§ YOUR TASK:
Once the pictures are set aside, copy the data below exactly as it stands.

*****

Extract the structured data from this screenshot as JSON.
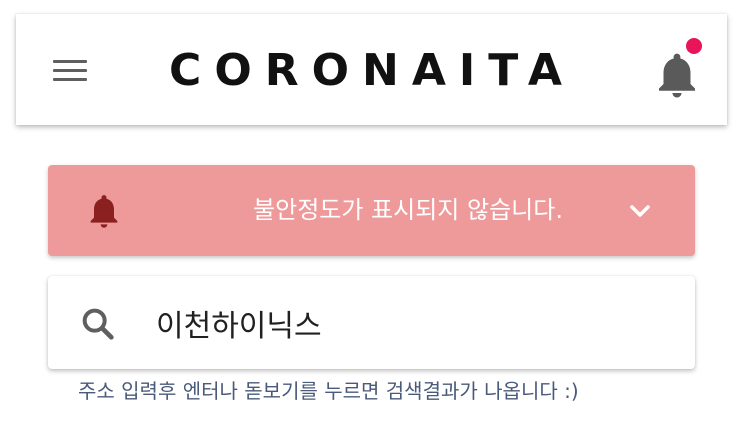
{
  "header": {
    "menu_icon": "hamburger-menu-icon",
    "logo_text": "CORONAITA",
    "notification_icon": "bell-icon",
    "notification_dot_color": "#e8155a"
  },
  "alert": {
    "icon": "bell-icon",
    "text": "불안정도가 표시되지 않습니다.",
    "toggle_icon": "chevron-down-icon",
    "background_color": "#ef9a9a"
  },
  "search": {
    "icon": "search-icon",
    "value": "이천하이닉스"
  },
  "hint": {
    "text": "주소 입력후 엔터나 돋보기를 누르면 검색결과가 나옵니다 :)"
  }
}
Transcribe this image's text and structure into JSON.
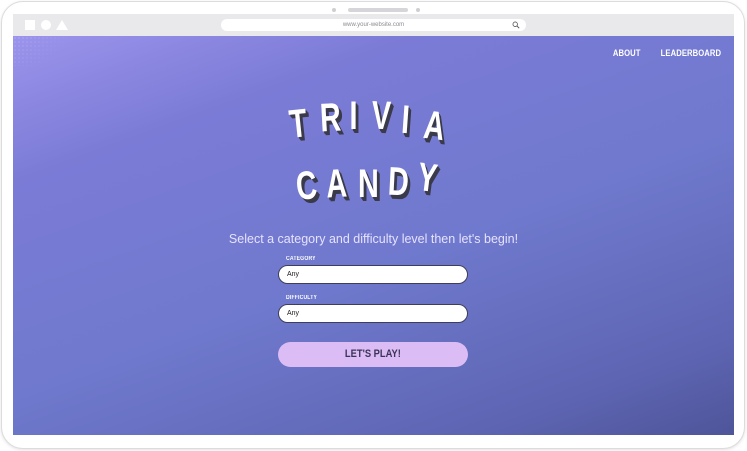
{
  "browser": {
    "url": "www.your-website.com",
    "icons": [
      "square-icon",
      "circle-icon",
      "triangle-icon",
      "search-icon"
    ]
  },
  "nav": {
    "about": "ABOUT",
    "leaderboard": "LEADERBOARD"
  },
  "logo": {
    "line1": [
      "T",
      "R",
      "I",
      "V",
      "I",
      "A"
    ],
    "line2": [
      "C",
      "A",
      "N",
      "D",
      "Y"
    ]
  },
  "subtitle": "Select a category and difficulty level then let's begin!",
  "form": {
    "category_label": "CATEGORY",
    "category_value": "Any",
    "difficulty_label": "DIFFICULTY",
    "difficulty_value": "Any"
  },
  "play_button": "LET'S PLAY!",
  "colors": {
    "background_top": "#9c94ec",
    "background_bottom": "#4f5599",
    "button": "#dcbcf4",
    "subtitle": "#e6e2ff"
  }
}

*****

§ EXERCISE RESPONSE:
Extract the structured data from this screenshot as JSON.
{
  "header": {
    "menu_icon": "hamburger-menu-icon",
    "logo_text": "CORONAITA",
    "notification_icon": "bell-icon",
    "notification_dot_color": "#e8155a"
  },
  "alert": {
    "icon": "bell-icon",
    "text": "불안정도가 표시되지 않습니다.",
    "toggle_icon": "chevron-down-icon",
    "background_color": "#ef9a9a"
  },
  "search": {
    "icon": "search-icon",
    "value": "이천하이닉스"
  },
  "hint": {
    "text": "주소 입력후 엔터나 돋보기를 누르면 검색결과가 나옵니다 :)"
  }
}
Transcribe this image's text and structure into JSON.
{
  "browser": {
    "url": "www.your-website.com",
    "icons": [
      "square-icon",
      "circle-icon",
      "triangle-icon",
      "search-icon"
    ]
  },
  "nav": {
    "about": "ABOUT",
    "leaderboard": "LEADERBOARD"
  },
  "logo": {
    "line1": [
      "T",
      "R",
      "I",
      "V",
      "I",
      "A"
    ],
    "line2": [
      "C",
      "A",
      "N",
      "D",
      "Y"
    ]
  },
  "subtitle": "Select a category and difficulty level then let's begin!",
  "form": {
    "category_label": "CATEGORY",
    "category_value": "Any",
    "difficulty_label": "DIFFICULTY",
    "difficulty_value": "Any"
  },
  "play_button": "LET'S PLAY!",
  "colors": {
    "background_top": "#9c94ec",
    "background_bottom": "#4f5599",
    "button": "#dcbcf4",
    "subtitle": "#e6e2ff"
  }
}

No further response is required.